All entries below must be output word for word, and the pictures left behind.

──────── DATASET RECORDS

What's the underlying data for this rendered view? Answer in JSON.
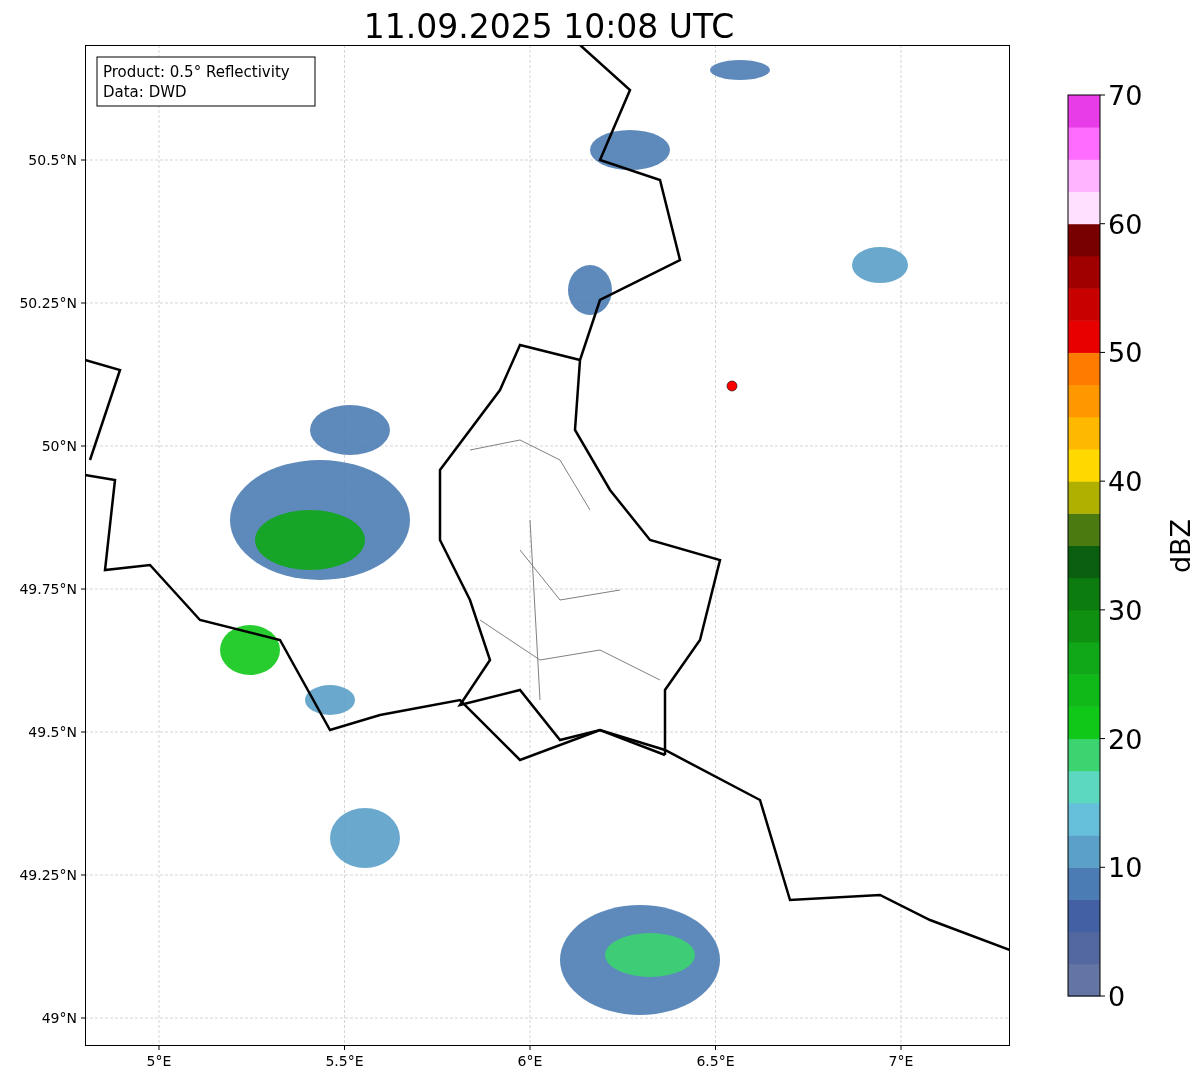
{
  "title": "11.09.2025 10:08 UTC",
  "info_box": {
    "lines": [
      "Product: 0.5° Reflectivity",
      "Data: DWD"
    ]
  },
  "y_axis": {
    "ticks": [
      "50.5°N",
      "50.25°N",
      "50°N",
      "49.75°N",
      "49.5°N",
      "49.25°N",
      "49°N"
    ]
  },
  "x_axis": {
    "ticks": [
      "5°E",
      "5.5°E",
      "6°E",
      "6.5°E",
      "7°E"
    ]
  },
  "colorbar": {
    "label": "dBZ",
    "ticks": [
      "70",
      "60",
      "50",
      "40",
      "30",
      "20",
      "10",
      "0"
    ],
    "segments": [
      {
        "color": "#6474a4"
      },
      {
        "color": "#5468a0"
      },
      {
        "color": "#4460a4"
      },
      {
        "color": "#4c7cb4"
      },
      {
        "color": "#5aa0c8"
      },
      {
        "color": "#66c0dc"
      },
      {
        "color": "#5cd8c0"
      },
      {
        "color": "#3cd470"
      },
      {
        "color": "#10c818"
      },
      {
        "color": "#10b818"
      },
      {
        "color": "#10a818"
      },
      {
        "color": "#109010"
      },
      {
        "color": "#0c7c10"
      },
      {
        "color": "#0a6010"
      },
      {
        "color": "#4a7a10"
      },
      {
        "color": "#b0b000"
      },
      {
        "color": "#ffd800"
      },
      {
        "color": "#ffb800"
      },
      {
        "color": "#ff9800"
      },
      {
        "color": "#ff7c00"
      },
      {
        "color": "#e80000"
      },
      {
        "color": "#c80000"
      },
      {
        "color": "#a00000"
      },
      {
        "color": "#780000"
      },
      {
        "color": "#ffe0ff"
      },
      {
        "color": "#ffb4ff"
      },
      {
        "color": "#ff6cff"
      },
      {
        "color": "#e83ce8"
      }
    ]
  }
}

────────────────

RESULT OF THIS EXERCISE:
What's the underlying data for this rendered view? Answer in JSON.
{
  "title": "11.09.2025 10:08 UTC",
  "info_box": {
    "lines": [
      "Product: 0.5° Reflectivity",
      "Data: DWD"
    ]
  },
  "y_axis": {
    "ticks": [
      "50.5°N",
      "50.25°N",
      "50°N",
      "49.75°N",
      "49.5°N",
      "49.25°N",
      "49°N"
    ]
  },
  "x_axis": {
    "ticks": [
      "5°E",
      "5.5°E",
      "6°E",
      "6.5°E",
      "7°E"
    ]
  },
  "colorbar": {
    "label": "dBZ",
    "ticks": [
      "70",
      "60",
      "50",
      "40",
      "30",
      "20",
      "10",
      "0"
    ],
    "segments": [
      {
        "color": "#6474a4"
      },
      {
        "color": "#5468a0"
      },
      {
        "color": "#4460a4"
      },
      {
        "color": "#4c7cb4"
      },
      {
        "color": "#5aa0c8"
      },
      {
        "color": "#66c0dc"
      },
      {
        "color": "#5cd8c0"
      },
      {
        "color": "#3cd470"
      },
      {
        "color": "#10c818"
      },
      {
        "color": "#10b818"
      },
      {
        "color": "#10a818"
      },
      {
        "color": "#109010"
      },
      {
        "color": "#0c7c10"
      },
      {
        "color": "#0a6010"
      },
      {
        "color": "#4a7a10"
      },
      {
        "color": "#b0b000"
      },
      {
        "color": "#ffd800"
      },
      {
        "color": "#ffb800"
      },
      {
        "color": "#ff9800"
      },
      {
        "color": "#ff7c00"
      },
      {
        "color": "#e80000"
      },
      {
        "color": "#c80000"
      },
      {
        "color": "#a00000"
      },
      {
        "color": "#780000"
      },
      {
        "color": "#ffe0ff"
      },
      {
        "color": "#ffb4ff"
      },
      {
        "color": "#ff6cff"
      },
      {
        "color": "#e83ce8"
      }
    ]
  }
}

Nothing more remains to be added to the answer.